Once checked in, guests then connect to the WiFi network and are required to enter personal details. Where does this data get collected? Most Guest WiFI access has a software that sits behind the access points and stores all this information. The repercussions, if a cybercriminal gains access to the backend, can be potentially catastrophic to an individual – and to the hotel.
With GDPR in force now, the hospitality sector must be sure to have this at the forefront of their minds. A boutique hotel potentially would not survive a fine should a breach occur.
So, what can hotels, big and small, do protect their guests and themselves from the unpleasant attentions of hackers and cybercriminals?
1. Ensure admin passwords are regularly changed on all IT appliances. This can be easily applied using network settings and tools such as Dashlane or LastPass. Regularly changing passwords dramatically reduces the opportunity for the network to be hacked, particularly when you add rules that make the passwords more complex than many people naturally want to make them.
2. Ensure a policy is in place when clients do connect to the Hotel WiFi ensuring the client has to give consent to their personal data being collected – this is called the ‘Opt in’. GDPR is very clear on this. You have to give them the option to opt in, rather than the option to opt out.
3. Separate your public and corporate WiFi. You don’t want a member of the public able to access data on your corporate network.
4. Quarterly Firewall Penetration Tests, carried out by an independent cyber security specialist, will flag up any holes in your network and keep cyber criminals well and truly out.
5. Look out for Sniffers. Not cute little puppies, these are hacking tools used to gain access and capture information that you send from your laptop/tablet/mobile. Most recently, they are also setting up WiFi networks that reach into the hotel. Guests think it is legitimate and connect to the ‘fake WiFi’.
6. Social Engineering is becoming rife across all industries, including the hotel sector. Emails containing malware can easily infect networks. Some will pretend to be a senior director and ask for money to be sent elsewhere. Tools such as Mimecast will protect your network from such phishing emails. And Social Engineering Training / Phishing Assessment and Training is well worth considering. Users are often thought of as the weakest link.
Onsite employee classroom training, online courses and phishing simulations raise awareness, vastly improving how your users protect themselves online. The responsibilities for hotels have increased significantly with the introduction of GDPR. Not only is there an ethical and social responsibility for you to protect data, there are also legal requirements.
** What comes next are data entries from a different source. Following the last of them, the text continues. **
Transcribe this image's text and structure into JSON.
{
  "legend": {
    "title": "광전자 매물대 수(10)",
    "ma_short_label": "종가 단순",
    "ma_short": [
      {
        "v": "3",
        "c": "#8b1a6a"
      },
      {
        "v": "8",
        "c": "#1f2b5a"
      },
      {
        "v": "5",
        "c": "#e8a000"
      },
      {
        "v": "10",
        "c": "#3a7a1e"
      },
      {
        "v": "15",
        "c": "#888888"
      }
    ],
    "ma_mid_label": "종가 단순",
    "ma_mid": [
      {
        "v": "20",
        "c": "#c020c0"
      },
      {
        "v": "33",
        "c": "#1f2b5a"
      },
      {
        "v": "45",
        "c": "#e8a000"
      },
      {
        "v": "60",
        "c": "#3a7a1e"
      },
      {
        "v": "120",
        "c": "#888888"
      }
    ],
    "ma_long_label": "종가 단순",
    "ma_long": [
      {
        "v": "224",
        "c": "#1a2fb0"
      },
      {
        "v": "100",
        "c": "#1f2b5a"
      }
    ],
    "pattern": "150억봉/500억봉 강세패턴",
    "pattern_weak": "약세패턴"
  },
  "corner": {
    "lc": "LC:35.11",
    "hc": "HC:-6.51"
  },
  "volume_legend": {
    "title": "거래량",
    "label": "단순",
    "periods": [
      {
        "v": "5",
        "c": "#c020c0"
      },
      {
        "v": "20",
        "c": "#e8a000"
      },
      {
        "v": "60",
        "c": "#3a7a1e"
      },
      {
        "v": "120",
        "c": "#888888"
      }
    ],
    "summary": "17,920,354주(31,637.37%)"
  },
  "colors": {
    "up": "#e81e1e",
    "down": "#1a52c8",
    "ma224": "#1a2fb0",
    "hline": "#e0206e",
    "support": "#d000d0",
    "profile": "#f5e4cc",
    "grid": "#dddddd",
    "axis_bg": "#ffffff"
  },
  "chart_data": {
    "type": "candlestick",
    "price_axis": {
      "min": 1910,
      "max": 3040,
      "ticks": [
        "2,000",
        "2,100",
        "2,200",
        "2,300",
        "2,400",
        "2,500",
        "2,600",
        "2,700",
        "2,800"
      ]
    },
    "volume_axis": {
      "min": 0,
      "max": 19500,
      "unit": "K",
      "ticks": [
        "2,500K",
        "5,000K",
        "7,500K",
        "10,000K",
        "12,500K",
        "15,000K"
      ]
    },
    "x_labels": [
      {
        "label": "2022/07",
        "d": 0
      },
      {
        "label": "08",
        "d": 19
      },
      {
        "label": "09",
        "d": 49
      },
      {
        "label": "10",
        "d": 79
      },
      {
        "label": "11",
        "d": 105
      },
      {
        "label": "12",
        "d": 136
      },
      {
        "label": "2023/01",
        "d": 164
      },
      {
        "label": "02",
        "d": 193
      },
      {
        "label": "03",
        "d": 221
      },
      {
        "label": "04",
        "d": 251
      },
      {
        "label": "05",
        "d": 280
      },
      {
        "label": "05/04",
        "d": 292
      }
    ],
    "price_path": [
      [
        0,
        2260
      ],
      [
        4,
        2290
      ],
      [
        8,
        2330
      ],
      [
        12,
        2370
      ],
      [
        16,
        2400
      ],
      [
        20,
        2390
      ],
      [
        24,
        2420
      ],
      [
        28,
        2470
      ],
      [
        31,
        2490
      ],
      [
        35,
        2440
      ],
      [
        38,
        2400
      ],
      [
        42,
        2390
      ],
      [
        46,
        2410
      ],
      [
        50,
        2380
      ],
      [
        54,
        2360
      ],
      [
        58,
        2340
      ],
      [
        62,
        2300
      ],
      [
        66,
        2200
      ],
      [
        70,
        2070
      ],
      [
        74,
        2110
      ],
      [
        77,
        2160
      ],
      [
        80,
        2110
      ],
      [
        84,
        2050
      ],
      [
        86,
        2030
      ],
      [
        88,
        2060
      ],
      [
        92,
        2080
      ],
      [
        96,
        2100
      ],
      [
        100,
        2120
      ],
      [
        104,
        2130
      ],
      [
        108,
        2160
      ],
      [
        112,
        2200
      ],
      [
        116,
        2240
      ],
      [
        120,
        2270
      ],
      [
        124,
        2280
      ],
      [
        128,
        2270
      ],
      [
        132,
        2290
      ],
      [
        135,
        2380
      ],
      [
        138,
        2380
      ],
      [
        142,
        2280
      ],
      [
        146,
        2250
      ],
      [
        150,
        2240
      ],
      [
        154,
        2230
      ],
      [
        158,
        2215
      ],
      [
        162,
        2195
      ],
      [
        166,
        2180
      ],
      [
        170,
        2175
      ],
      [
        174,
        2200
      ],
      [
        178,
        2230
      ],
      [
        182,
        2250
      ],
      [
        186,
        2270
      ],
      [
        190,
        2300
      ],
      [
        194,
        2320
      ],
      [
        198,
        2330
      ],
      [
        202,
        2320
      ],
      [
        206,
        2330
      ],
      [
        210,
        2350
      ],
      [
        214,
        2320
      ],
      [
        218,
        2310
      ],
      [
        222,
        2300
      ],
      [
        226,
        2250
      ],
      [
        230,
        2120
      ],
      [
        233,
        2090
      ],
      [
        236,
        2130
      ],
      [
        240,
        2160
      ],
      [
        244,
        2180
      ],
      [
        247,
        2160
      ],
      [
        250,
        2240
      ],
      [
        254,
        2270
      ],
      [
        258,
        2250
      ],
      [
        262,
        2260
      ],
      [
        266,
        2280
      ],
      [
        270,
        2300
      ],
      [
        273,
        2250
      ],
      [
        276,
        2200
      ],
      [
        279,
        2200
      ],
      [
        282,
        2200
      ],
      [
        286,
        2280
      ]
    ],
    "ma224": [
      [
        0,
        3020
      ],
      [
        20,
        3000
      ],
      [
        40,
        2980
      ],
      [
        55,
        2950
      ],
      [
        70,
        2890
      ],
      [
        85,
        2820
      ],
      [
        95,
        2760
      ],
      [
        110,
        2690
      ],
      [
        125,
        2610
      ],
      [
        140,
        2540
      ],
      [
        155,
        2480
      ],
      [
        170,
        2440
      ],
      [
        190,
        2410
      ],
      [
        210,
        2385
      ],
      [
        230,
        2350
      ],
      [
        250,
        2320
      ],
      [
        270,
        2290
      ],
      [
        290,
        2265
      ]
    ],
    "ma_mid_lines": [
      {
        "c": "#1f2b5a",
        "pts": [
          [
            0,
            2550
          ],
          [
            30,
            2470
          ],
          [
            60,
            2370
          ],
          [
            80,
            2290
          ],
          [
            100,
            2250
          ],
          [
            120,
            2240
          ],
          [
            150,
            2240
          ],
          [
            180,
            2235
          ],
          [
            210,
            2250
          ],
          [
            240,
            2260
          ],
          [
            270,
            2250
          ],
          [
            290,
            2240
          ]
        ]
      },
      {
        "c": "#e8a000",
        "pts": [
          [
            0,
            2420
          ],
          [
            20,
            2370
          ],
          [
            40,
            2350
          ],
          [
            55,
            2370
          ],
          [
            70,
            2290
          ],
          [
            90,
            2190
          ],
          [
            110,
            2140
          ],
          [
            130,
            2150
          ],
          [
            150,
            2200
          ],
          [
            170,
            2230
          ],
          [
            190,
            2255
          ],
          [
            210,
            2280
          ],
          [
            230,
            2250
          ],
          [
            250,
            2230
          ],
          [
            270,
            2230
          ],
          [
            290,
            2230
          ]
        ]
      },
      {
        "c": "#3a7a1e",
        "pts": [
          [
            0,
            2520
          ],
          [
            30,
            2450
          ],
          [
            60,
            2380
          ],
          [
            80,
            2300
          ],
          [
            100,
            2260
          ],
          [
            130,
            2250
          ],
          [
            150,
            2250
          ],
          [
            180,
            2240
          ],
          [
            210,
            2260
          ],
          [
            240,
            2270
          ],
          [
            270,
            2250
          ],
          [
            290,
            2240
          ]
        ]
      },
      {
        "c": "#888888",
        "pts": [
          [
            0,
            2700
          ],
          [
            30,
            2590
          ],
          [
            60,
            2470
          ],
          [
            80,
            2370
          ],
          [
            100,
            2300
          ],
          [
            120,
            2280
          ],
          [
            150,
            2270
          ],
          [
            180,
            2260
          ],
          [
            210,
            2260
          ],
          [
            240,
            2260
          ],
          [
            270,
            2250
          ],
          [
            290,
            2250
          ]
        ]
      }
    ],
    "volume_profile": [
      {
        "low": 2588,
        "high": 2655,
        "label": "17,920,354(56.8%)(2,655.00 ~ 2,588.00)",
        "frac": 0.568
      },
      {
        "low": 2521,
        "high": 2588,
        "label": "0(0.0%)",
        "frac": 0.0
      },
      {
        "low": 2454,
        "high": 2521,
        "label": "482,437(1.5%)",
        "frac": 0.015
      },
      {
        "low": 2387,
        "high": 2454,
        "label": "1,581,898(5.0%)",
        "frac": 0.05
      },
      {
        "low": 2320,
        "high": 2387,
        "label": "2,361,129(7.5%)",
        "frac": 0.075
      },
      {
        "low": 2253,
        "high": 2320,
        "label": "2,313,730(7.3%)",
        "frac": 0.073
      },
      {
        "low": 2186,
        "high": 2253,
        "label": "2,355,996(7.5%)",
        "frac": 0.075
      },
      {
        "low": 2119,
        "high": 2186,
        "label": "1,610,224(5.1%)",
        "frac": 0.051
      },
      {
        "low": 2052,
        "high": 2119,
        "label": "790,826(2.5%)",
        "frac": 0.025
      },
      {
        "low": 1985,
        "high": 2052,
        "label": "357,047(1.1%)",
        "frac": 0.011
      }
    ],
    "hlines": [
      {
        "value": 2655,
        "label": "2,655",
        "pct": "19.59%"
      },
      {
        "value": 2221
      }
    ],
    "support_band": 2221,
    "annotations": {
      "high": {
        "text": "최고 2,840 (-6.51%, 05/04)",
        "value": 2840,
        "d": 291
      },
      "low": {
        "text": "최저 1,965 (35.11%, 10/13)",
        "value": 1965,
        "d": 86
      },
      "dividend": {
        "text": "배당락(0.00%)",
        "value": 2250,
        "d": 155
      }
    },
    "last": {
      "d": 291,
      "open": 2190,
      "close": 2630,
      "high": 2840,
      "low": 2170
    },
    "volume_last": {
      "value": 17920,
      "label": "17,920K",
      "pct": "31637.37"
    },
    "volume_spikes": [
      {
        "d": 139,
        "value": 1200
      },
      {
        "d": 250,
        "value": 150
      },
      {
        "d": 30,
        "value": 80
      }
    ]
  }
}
Of course, if done properly, the marketing benefits for the hotel are significant; guests who are confident that you are looking after their data, and providing a secure network experience with robust wifi access, will return regularly.
By Mike Ianiri
ABOUT THE AUTHOR
Mike Ianiri is Director of independent telecoms brokerage and a strategic partner of Switched On Solutions.